MJFF: How have you adapted your fundraising in this new virtual environment?
KF: Going virtual this year was initially disappointing. I was so looking forward to riding with all the other teams in Wine Country. I decided to approach it with an attitude of “don’t let the fear of striking out keep you from playing the game.” My family has been amazingly supportive of me in every Tour de Fox event and this year is no different. We all reached out to our Fox community by sending emails and messages through social media. We invited friends who we know enjoy cycling to ride with us and we already have a team of 15 riders. My kids are now working adults (27 and 23) and they have tapped into a new audience of young adults for $10-50 donations. These smaller donations can add up quickly! My daughter figured out that it was easier for many of her friends to donate through Venmo so she does the extra step of logging into the website and filling out the donation form for them. This method alone has raised over $3,000! She was also creative on Instagram telling her followers that if they donated, she would write them a personal Haiku. The donations came flooding in!

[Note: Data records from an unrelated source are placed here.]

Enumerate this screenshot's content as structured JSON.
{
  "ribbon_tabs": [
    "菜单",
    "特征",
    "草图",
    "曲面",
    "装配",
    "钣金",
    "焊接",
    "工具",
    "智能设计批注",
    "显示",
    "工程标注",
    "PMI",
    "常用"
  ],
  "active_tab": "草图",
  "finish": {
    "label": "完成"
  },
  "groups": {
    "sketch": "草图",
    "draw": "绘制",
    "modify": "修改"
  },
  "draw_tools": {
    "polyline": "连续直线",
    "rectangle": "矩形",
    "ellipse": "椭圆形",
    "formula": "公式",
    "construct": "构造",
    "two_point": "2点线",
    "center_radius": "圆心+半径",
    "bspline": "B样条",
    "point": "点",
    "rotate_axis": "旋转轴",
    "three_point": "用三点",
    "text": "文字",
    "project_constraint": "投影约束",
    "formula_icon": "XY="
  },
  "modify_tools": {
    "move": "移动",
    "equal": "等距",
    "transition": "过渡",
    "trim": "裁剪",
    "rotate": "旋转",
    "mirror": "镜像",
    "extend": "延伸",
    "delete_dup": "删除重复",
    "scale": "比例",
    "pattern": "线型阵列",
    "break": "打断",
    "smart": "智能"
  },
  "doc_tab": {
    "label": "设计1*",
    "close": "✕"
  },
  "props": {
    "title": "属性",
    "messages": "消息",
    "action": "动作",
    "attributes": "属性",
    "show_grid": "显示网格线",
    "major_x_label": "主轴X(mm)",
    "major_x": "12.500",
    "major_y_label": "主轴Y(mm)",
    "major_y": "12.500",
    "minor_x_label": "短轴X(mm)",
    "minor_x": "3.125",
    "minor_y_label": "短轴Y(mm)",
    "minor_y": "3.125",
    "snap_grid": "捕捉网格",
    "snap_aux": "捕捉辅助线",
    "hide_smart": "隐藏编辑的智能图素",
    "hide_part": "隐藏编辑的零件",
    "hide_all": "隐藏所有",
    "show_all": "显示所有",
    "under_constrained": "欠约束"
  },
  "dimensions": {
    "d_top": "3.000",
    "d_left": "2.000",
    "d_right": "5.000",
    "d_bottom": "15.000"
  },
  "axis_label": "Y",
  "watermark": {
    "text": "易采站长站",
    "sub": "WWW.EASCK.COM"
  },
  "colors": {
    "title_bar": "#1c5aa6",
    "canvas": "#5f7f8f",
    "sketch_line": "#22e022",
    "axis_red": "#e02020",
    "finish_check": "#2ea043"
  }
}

MJFF: What are your plans for the virtual ride?
KF: Team Friel has planned a beautiful route near my home in Orinda. It begins in the redwood trees of Canyon and ends with a challenging climb and a view of the Bay and the Golden Gate Bridge. It was also important to me to find a venue afterwards where we could celebrate while practicing social distancing. We reserved an outside space at a local brewery in Moraga so we can gather safely and enjoy a lunch together. In addition, each year we design fun swag with Benefit Marketing to get people excited for the ride, including visors, water bottles and jerseys with our team logo. This year we made Team Friel hats and Benefit Marketing is donating bandannas for after the ride (which can also serve as masks!).
MJFF: How have you stayed connected with the community in these extraordinary times?
KF: I have stayed connected with my Tour de Fox community through emails, texts and social media. We are so fortunate to have technology during this pandemic to help us stay in touch with our friends and family across the country.
MJFF: Any advice for newcomers to the Tour de Fox community and/or first-time fundraisers?
KF: Do not hesitate to participate in an event! It may seem daunting to try to ask for donations but the rewards you reap are not just monetary. I remember the first year I was shy about letting others know of my diagnosis and nervous that no one would donate. I was blown away by the positive responses I received. In the process of fundraising for The Michael J. Fox Foundation, you become connected and supported by not only your friends but the entire Fox community. For me personally, the experience has been so rewarding and uplifting.
There’s still time to join Kathe and the entire Tour community on August 29. Click here to learn more and sign up for the virtual Tour de Fox ride today! If you have any questions, email us at email@example.com.